When repotting aloes, use a porous soil mix that drains well, and do not add potting mix between plants and root balls; rather, press down on top of roots with your fingers to eliminate air pockets. Keep newly potted aloes dry for at least one week after planting.
Aloe microstigma has a dormancy period of 3-4 months, however, due to higher elevation and harsh climate, dormancy will be naturally more pronounced.
In an environment where temperatures are near freezing and rainfall is scarce, winter rains can prolong dormancy in tropical plants such as Aloe microstigma by up to 5 months!
To encourage earlier emergence from dormancy in plants grown at low elevations, simply hold back on watering and fertilizing until 1 month before the desired emergence.

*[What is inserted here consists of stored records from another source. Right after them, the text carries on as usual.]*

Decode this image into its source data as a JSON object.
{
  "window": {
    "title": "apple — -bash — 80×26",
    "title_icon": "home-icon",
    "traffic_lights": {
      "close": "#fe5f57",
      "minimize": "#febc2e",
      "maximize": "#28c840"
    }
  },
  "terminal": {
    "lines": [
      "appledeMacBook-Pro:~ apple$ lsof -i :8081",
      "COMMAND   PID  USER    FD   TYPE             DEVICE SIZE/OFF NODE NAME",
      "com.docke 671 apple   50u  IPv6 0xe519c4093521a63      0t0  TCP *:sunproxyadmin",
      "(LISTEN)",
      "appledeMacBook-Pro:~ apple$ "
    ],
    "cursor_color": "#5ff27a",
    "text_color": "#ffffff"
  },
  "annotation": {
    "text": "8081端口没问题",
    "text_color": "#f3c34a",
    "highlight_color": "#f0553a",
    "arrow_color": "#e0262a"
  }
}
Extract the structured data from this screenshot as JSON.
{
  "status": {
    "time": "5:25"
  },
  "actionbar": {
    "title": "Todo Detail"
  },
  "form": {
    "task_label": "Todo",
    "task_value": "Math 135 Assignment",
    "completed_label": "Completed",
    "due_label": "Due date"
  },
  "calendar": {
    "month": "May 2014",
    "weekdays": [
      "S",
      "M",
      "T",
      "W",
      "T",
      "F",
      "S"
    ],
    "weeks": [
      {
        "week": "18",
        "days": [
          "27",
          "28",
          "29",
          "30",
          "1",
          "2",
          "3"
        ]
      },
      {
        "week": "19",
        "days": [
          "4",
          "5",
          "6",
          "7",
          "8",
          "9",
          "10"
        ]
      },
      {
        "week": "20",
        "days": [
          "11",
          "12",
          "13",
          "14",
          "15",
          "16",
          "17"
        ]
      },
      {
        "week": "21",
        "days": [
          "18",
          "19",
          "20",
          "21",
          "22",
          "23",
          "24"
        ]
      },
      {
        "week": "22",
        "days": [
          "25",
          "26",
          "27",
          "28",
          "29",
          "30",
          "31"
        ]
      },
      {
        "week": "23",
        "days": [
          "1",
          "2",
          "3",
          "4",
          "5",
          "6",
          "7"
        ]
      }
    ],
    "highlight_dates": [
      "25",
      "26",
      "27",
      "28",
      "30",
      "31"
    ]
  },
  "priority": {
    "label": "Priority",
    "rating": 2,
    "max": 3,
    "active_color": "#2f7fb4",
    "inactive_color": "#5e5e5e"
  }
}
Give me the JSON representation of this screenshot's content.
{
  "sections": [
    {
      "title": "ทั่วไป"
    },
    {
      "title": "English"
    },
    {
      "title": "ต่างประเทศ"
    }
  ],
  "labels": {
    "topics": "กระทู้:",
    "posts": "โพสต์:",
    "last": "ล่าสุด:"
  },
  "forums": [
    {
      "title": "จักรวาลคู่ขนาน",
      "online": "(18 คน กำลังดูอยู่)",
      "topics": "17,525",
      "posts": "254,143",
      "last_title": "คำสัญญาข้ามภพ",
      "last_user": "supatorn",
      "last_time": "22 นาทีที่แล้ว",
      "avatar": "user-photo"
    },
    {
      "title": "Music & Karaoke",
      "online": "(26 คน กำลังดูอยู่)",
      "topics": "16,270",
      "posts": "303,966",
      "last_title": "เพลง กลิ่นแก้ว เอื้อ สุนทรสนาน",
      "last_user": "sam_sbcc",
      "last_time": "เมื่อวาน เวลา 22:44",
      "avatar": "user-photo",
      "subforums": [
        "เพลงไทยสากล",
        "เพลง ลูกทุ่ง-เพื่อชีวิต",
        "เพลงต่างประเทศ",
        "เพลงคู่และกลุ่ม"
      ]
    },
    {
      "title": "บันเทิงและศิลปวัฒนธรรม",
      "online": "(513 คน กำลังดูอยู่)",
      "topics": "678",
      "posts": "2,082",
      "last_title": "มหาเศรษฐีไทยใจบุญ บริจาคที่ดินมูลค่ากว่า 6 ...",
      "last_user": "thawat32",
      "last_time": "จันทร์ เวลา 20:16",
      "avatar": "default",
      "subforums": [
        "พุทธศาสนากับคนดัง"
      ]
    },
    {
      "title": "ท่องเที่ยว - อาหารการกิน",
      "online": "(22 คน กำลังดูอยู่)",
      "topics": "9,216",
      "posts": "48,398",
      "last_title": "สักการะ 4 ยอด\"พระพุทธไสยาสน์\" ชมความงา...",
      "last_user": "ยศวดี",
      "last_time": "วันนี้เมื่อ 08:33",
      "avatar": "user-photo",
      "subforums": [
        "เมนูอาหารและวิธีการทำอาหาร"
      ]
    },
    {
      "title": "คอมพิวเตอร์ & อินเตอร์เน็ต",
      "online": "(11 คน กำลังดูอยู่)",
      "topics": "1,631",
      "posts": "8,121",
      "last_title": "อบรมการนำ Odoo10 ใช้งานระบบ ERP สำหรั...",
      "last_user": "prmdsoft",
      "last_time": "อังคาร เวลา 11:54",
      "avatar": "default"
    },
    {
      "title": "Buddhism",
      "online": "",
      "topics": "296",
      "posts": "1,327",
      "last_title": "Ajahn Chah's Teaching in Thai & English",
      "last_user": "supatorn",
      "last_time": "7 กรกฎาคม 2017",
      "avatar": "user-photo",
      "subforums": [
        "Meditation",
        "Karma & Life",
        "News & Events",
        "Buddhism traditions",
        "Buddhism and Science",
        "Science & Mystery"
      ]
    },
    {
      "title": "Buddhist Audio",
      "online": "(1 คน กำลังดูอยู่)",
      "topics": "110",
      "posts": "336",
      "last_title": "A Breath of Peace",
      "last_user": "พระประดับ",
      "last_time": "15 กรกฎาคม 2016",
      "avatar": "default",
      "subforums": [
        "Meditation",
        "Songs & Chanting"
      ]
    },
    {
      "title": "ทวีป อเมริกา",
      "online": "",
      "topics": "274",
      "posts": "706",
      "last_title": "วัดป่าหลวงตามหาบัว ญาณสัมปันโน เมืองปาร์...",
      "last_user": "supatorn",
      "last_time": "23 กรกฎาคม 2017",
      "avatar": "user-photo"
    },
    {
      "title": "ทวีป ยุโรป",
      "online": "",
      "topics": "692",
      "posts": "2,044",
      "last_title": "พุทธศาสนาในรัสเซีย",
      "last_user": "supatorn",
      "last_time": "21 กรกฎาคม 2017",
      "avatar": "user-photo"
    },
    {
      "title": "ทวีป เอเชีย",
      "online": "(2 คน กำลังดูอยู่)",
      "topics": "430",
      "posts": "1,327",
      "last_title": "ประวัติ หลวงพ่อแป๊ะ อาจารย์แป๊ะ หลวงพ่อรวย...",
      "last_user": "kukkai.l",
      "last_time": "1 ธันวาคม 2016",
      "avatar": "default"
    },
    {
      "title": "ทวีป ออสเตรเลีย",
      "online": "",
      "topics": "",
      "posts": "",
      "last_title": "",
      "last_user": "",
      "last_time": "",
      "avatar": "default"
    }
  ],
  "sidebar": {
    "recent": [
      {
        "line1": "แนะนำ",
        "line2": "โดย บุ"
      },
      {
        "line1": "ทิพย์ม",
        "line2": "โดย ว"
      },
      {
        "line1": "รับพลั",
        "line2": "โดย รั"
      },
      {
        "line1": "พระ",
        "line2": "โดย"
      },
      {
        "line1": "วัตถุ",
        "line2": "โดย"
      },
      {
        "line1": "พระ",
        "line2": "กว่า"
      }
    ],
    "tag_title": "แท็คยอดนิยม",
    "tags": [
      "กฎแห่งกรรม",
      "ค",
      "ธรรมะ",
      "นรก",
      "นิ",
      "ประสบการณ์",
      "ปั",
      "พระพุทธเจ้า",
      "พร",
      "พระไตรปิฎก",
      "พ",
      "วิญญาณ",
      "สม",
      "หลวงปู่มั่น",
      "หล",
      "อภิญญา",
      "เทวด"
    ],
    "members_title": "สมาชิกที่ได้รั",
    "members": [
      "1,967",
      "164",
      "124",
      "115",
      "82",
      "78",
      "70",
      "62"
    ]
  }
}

If you do not wish for your plant to emerge from dormancy wait until early spring or late fall to water it. It may not show signs of emerging but it should still be alive and healthy underneath its protective outer layer.
Flowers & fragrance
The flowers of Aloe microstigma are small and bright yellow, sometimes tinged with red, and emerge from a tuft of thin wiry grey-green leaves.
Although not particularly showy, they’re exceedingly fragrant; their sweet honey-like scent is emitted even in bright sunlight, providing an excellent way to attract pollinators to your plants. They bloom year-round if grown under glass or within homes.
Aloe microstigma plants are, by nature, slow-growing. Expect Aloe microstigma to grow an average of 1/2 inch per year. It can take a few years before you see blooms or develop a sizable plant. With proper care and attention, your plant may become larger than you anticipated. Be sure to monitor your plant closely for changes in health or growth.
Although it is reported to be potentially toxic, Cape speckled aloe has been administered in various doses to human and animal subjects without adverse effects. However, when Cape speckled aloe is taken orally, it can cause nausea, vomiting, and diarrhea. Also, skin contact can result in irritation or dermatitis.
USDA Hardiness Zones
Aloe microstigma thrives best in USDA hardiness zones 10 and 11. It can survive in zone 9 with extra protection from frost, but it won’t thrive there. However, if you live outside of these regions, you can still grow aloe microstigma as a houseplant.
Pests and diseases
Like most succulents, Aloe microstigma are susceptible to mealy bugs and fungal leaf spots. This can be avoided by keeping them in well-drained soil and minimizing any risks of over-watering. It’s also important to avoid direct exposure to sunlight, and keep plants in a warm area with indirect sunlight, but out of direct sunlight.
If your plant develops a disease or pest infestation, treat it immediately using organic insecticides such as neem oil. Never use synthetic pesticides on your plants.
Aloe microstigma grows in tough conditions and produces fantastic flowers. Cape speckled aloes are very slow-growing, so they make fantastic potted plants. They do very well in areas with a mild climate, growing outside during summer and overwintering indoors during winter.
These plants enjoy good light, but not direct sunlight – they need to be sheltered from direct sunlight to prevent burns and damage to their leaves. Full sun can still be beneficial as it helps produce extra chlorophyll for better absorption of nutrients.
Two studies have shown that Aloe microstigma has a significant effect on lowering blood pressure. A common side effect of taking medications to lower blood pressure is dizziness, but there have been no reported adverse effects in patients treated with Aloe microstigma.
The findings of these two trials suggest that we should look further into using medicinal plants as effective, inexpensive alternatives to pharmaceuticals. This can be especially helpful for people who are suffering from hypertension and cannot afford expensive medication.